clock menu more-arrow no yes mobile

Filed under:

Ringing the Post - The Season Where Hockey Took a Back Seat

Ringing the Post is a new hockey feature here at Five for Howling that will run on Mondays.  Special thanks to pbcoyotes for coming up with the name.

The 2010 - 2011 NHL season may come to an end this evening in Boston, and, if not, it will Wednesday night in Vancouver.  The season has seen the usual assortment of storylines: from Shea Weber  getting league wide recognition, to the Finnish Flash appearing to be ageless, to the Washington Capitals winning the Eastern Conference and then flaming out in the postseason for a second straight year, the Canucks with a  dominant performance on their way to a President's trophy, Steve Yzerman  making the Bolts relevant again, and Mark Recchi still pulling on a sweater and producing on the biggest stage.

Lamentably, this NHL season likely won't be remembered for any of the marvelous things I listed above.  Instead, it is likely to be recalled for the negatives from this past eight and a half months.  The first things likely to come to mind for most hockey fans will be Matt Cooke's antics and Colin Campbell's e-mails.  The NHL has always had a problem with issues involving discipline and player safety.  The problem the league now faces is that the tide of public and media sentiment has finally reached critical mass.   It is more than casual sports fans or sports media people who don't follow the sport that are complaining.

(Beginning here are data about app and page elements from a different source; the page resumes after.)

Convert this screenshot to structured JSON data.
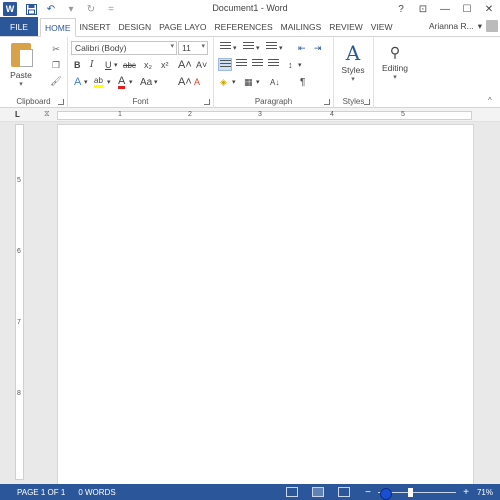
{
  "app": {
    "title": "Document1 - Word"
  },
  "qat": {
    "undo_dropdown": "▾",
    "customize": "="
  },
  "window_controls": {
    "help": "?",
    "restore_ribbon": "⊡",
    "minimize": "—",
    "maximize": "☐",
    "close": "✕"
  },
  "tabs": [
    {
      "label": "FILE"
    },
    {
      "label": "HOME"
    },
    {
      "label": "INSERT"
    },
    {
      "label": "DESIGN"
    },
    {
      "label": "PAGE LAYO"
    },
    {
      "label": "REFERENCES"
    },
    {
      "label": "MAILINGS"
    },
    {
      "label": "REVIEW"
    },
    {
      "label": "VIEW"
    }
  ],
  "user": {
    "name": "Arianna R...",
    "dropdown": "▾"
  },
  "ribbon": {
    "clipboard": {
      "label": "Clipboard",
      "paste_label": "Paste",
      "paste_dd": "▾"
    },
    "font": {
      "label": "Font",
      "font_name": "Calibri (Body)",
      "font_size": "11",
      "grow": "A˄",
      "shrink": "A˅",
      "change_case": "Aa",
      "clear": "A",
      "bold": "B",
      "italic": "I",
      "underline": "U",
      "strike": "abc",
      "subscript": "x₂",
      "superscript": "x²",
      "text_effects": "A",
      "highlight": "ab",
      "font_color": "A",
      "case": "Aa",
      "grow2": "A˄",
      "shrink2": "A˅"
    },
    "paragraph": {
      "label": "Paragraph",
      "pilcrow": "¶",
      "sort": "A↓"
    },
    "styles": {
      "label": "Styles",
      "button_label": "Styles"
    },
    "editing": {
      "button_label": "Editing"
    }
  },
  "ruler": {
    "corner": "L",
    "h_ticks": [
      "1",
      "2",
      "3",
      "4",
      "5"
    ],
    "v_ticks": [
      "5",
      "6",
      "7",
      "8"
    ]
  },
  "status": {
    "page": "PAGE 1 OF 1",
    "words": "0 WORDS",
    "zoom_minus": "−",
    "zoom_plus": "+",
    "zoom": "71%",
    "zoom_level_fraction": 0.42
  },
  "colors": {
    "accent": "#2b579a",
    "highlight": "#ffff00",
    "font_color": "#e02020"
  }
}
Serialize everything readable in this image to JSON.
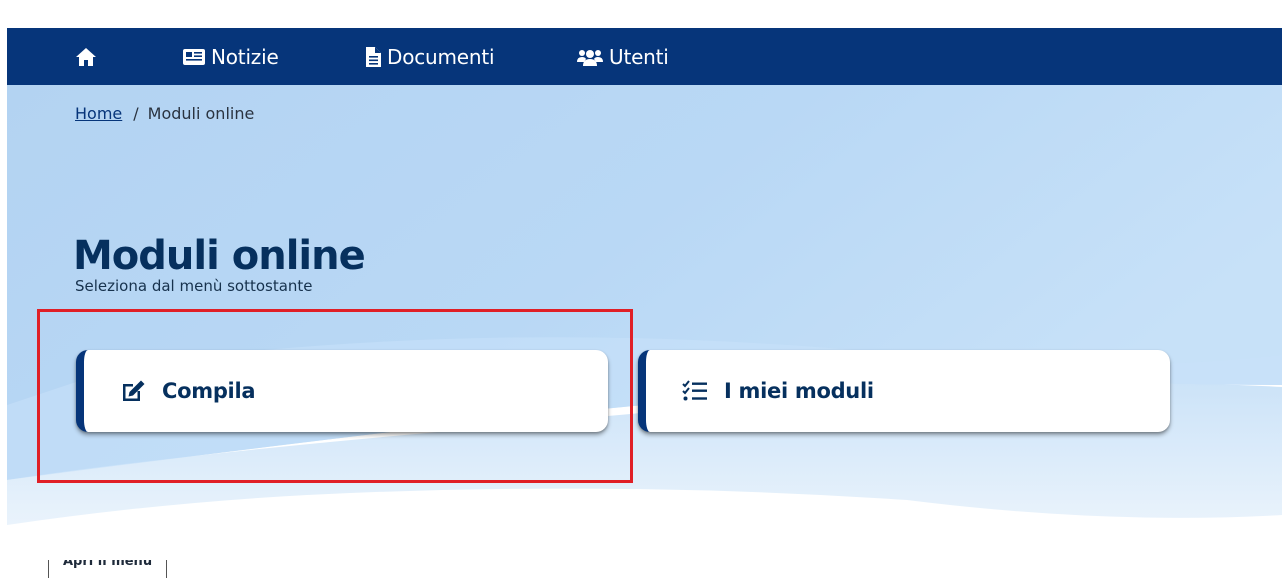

Until the league makes changes in the sport to actually address how it is perceived by the majority of people in this country, it will likely struggle to gain much more than the minor foothold it has in the sports landscape in the United States.  I can live with things if 10 years from now we remember Matt Cooke's 2010- 2011 season more than Teemu Selanne's if that means Cooke's antics and all of the drama around the league inconsistent discipline of players generated new policies in terms of player safety and discipline in the league.  If not, then I'll be sad that an opportunity to make real changes was missed.